I think the study of genius is interesting in it's own right, and the stories of these people are fascinating outside of the sociopolitical implications.
In this, I'm (probably) going to focus more on blacks whose whose genius extend beyond just one area (mathematics, music, art, literature, etc.), which means I won't be discussing people like Charlie Parker, Jacob Lawrence, and Blackwell as much as people such as Ralph Ellison, Cornel West, and W.E.B. Dubois (though probably not those people, as they are well-known). So, here are the first two profiles:
Paul Robeson was an early 20th-century singer, well-renowned for his deep and clear bass voice. He was also an actor, paving the way for black actors to move beyond stereotypical "Negro" roles, and was a huge influence for Sidney Poitier. In college, he was a noted athlete, and remained well-remembered at Rutgers University until his left-wing political leanings got him in trouble, and resulted in his name being removed from the All-American team rosters. However, beyond all this hid an intellectually prolific and curious man. He graduated valedictorian from Rutgers, and was a member of nearly every honor society on campus; an astonishing achievement for the only black person on campus. He was a member of the football team, and was often abused by his teammates; once they held him down and pulled off his fingernails in an effort to torture him off the team. After graduation, he got his law degree at Columbia, and worked at a lawyer for a time, before racism caused him to quit (a white secretary refused to work with him, and his colleagues treated him cruelly). He studied African and East Asian culture in London before finding fame as an entertainer. He spoke and sang in 20 languages (apparently through self-study), was heavily involved in civil-rights issues, and is hailed as one of America's premier intellectuals.
A contemporary economist and social scientist at Brown University, Professor Loury has received acclaim both for his mathematical research in game theory, his studies in natural resource and income economics, and his sociological studies on racial inequality.
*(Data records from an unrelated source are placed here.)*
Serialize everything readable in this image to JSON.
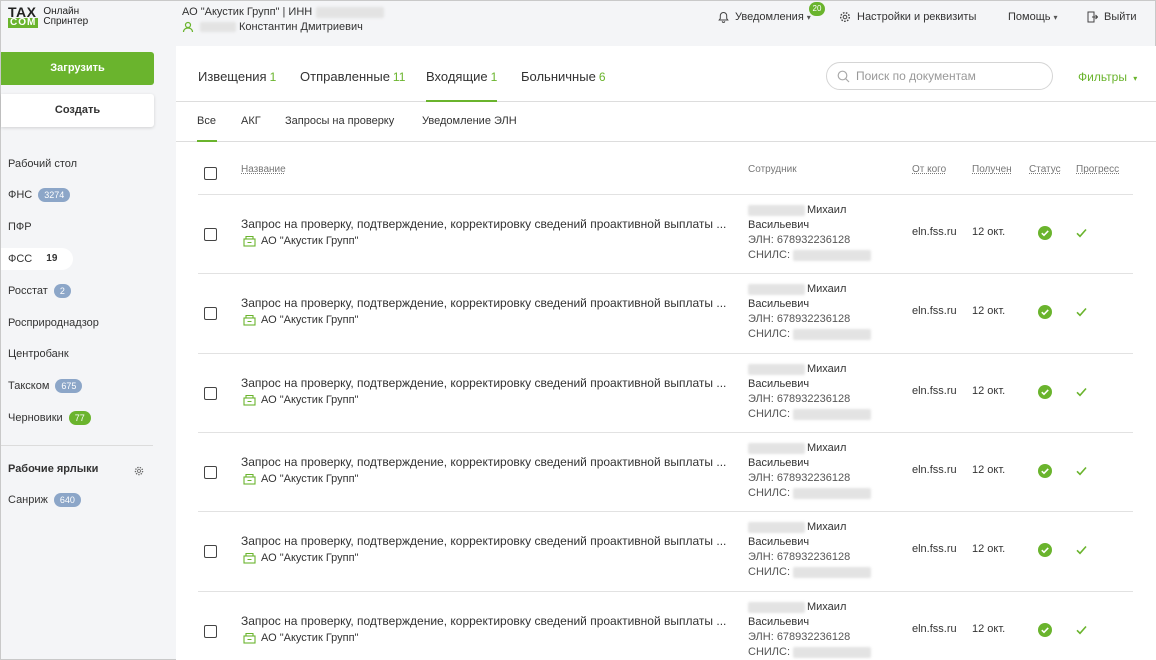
{
  "app": {
    "logo_tax": "TAX",
    "logo_com": "COM",
    "product_line1": "Онлайн",
    "product_line2": "Спринтер"
  },
  "header": {
    "org_label": "АО \"Акустик Групп\" | ИНН",
    "user_name": "Константин Дмитриевич",
    "notifications_label": "Уведомления",
    "notifications_count": "20",
    "settings_label": "Настройки и реквизиты",
    "help_label": "Помощь",
    "logout_label": "Выйти"
  },
  "sidebar": {
    "upload_label": "Загрузить",
    "create_label": "Создать",
    "items": [
      {
        "label": "Рабочий стол",
        "count": ""
      },
      {
        "label": "ФНС",
        "count": "3274"
      },
      {
        "label": "ПФР",
        "count": ""
      },
      {
        "label": "ФСС",
        "count": "19"
      },
      {
        "label": "Росстат",
        "count": "2"
      },
      {
        "label": "Росприроднадзор",
        "count": ""
      },
      {
        "label": "Центробанк",
        "count": ""
      },
      {
        "label": "Такском",
        "count": "675"
      },
      {
        "label": "Черновики",
        "count": "77"
      }
    ],
    "labels_title": "Рабочие ярлыки",
    "labels": [
      {
        "label": "Санриж",
        "count": "640"
      }
    ]
  },
  "tabs": [
    {
      "label": "Извещения",
      "count": "1"
    },
    {
      "label": "Отправленные",
      "count": "11"
    },
    {
      "label": "Входящие",
      "count": "1"
    },
    {
      "label": "Больничные",
      "count": "6"
    }
  ],
  "search": {
    "placeholder": "Поиск по документам"
  },
  "filters_label": "Фильтры",
  "subtabs": [
    "Все",
    "АКГ",
    "Запросы на проверку",
    "Уведомление ЭЛН"
  ],
  "table": {
    "headers": {
      "name": "Название",
      "employee": "Сотрудник",
      "from": "От кого",
      "received": "Получен",
      "status": "Статус",
      "progress": "Прогресс"
    },
    "rows": [
      {
        "title": "Запрос на проверку, подтверждение, корректировку сведений проактивной выплаты ...",
        "org": "АО \"Акустик Групп\"",
        "first_name": "Михаил",
        "patronymic": "Васильевич",
        "eln": "ЭЛН: 678932236128",
        "snils_label": "СНИЛС:",
        "from": "eln.fss.ru",
        "received": "12 окт."
      },
      {
        "title": "Запрос на проверку, подтверждение, корректировку сведений проактивной выплаты ...",
        "org": "АО \"Акустик Групп\"",
        "first_name": "Михаил",
        "patronymic": "Васильевич",
        "eln": "ЭЛН: 678932236128",
        "snils_label": "СНИЛС:",
        "from": "eln.fss.ru",
        "received": "12 окт."
      },
      {
        "title": "Запрос на проверку, подтверждение, корректировку сведений проактивной выплаты ...",
        "org": "АО \"Акустик Групп\"",
        "first_name": "Михаил",
        "patronymic": "Васильевич",
        "eln": "ЭЛН: 678932236128",
        "snils_label": "СНИЛС:",
        "from": "eln.fss.ru",
        "received": "12 окт."
      },
      {
        "title": "Запрос на проверку, подтверждение, корректировку сведений проактивной выплаты ...",
        "org": "АО \"Акустик Групп\"",
        "first_name": "Михаил",
        "patronymic": "Васильевич",
        "eln": "ЭЛН: 678932236128",
        "snils_label": "СНИЛС:",
        "from": "eln.fss.ru",
        "received": "12 окт."
      },
      {
        "title": "Запрос на проверку, подтверждение, корректировку сведений проактивной выплаты ...",
        "org": "АО \"Акустик Групп\"",
        "first_name": "Михаил",
        "patronymic": "Васильевич",
        "eln": "ЭЛН: 678932236128",
        "snils_label": "СНИЛС:",
        "from": "eln.fss.ru",
        "received": "12 окт."
      },
      {
        "title": "Запрос на проверку, подтверждение, корректировку сведений проактивной выплаты ...",
        "org": "АО \"Акустик Групп\"",
        "first_name": "Михаил",
        "patronymic": "Васильевич",
        "eln": "ЭЛН: 678932236128",
        "snils_label": "СНИЛС:",
        "from": "eln.fss.ru",
        "received": "12 окт."
      }
    ]
  },
  "colors": {
    "accent": "#6ab42d",
    "badge_blue": "#8ca6c8"
  }
}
He is one of the growing numbers of black public intellectuals in the manner of Cornel West, and has earned the John von Neumann prize for his intellectual achievements. Here is an interesting article on affirmative action (written by Ronald Fryer, a rising star in black economists who was granted tenure at Harvard University at age 30); his rather ugly webpage has more interesting articles and information.
* Of course, I hold no delusion in assuming that there were scores of black Gausses, Goethes, Hypatias, Ramanujans, and Sidises; these people were of such intellectual superiority that nobody can reasonably claim to expect large numbers of them.
A brilliant interview with Fareed Zakaria, one of the best political commentators on television
A) He owns up to his mistake of an undivided Jerusalem, clarifying that he meant that Jerusalem cannot be torn apart by Israeli-Palestinian differences.
B) He shows clear knowledge and nuance with his policy, and a truly post-Cold War view of the world, one that America desperately needs.
C) Yes, we really do need to emphasize the terrorism, and not the Islam.
Read this yourself. It's a shame most people will never see this interview outside of soundbites regarding Bin Laden.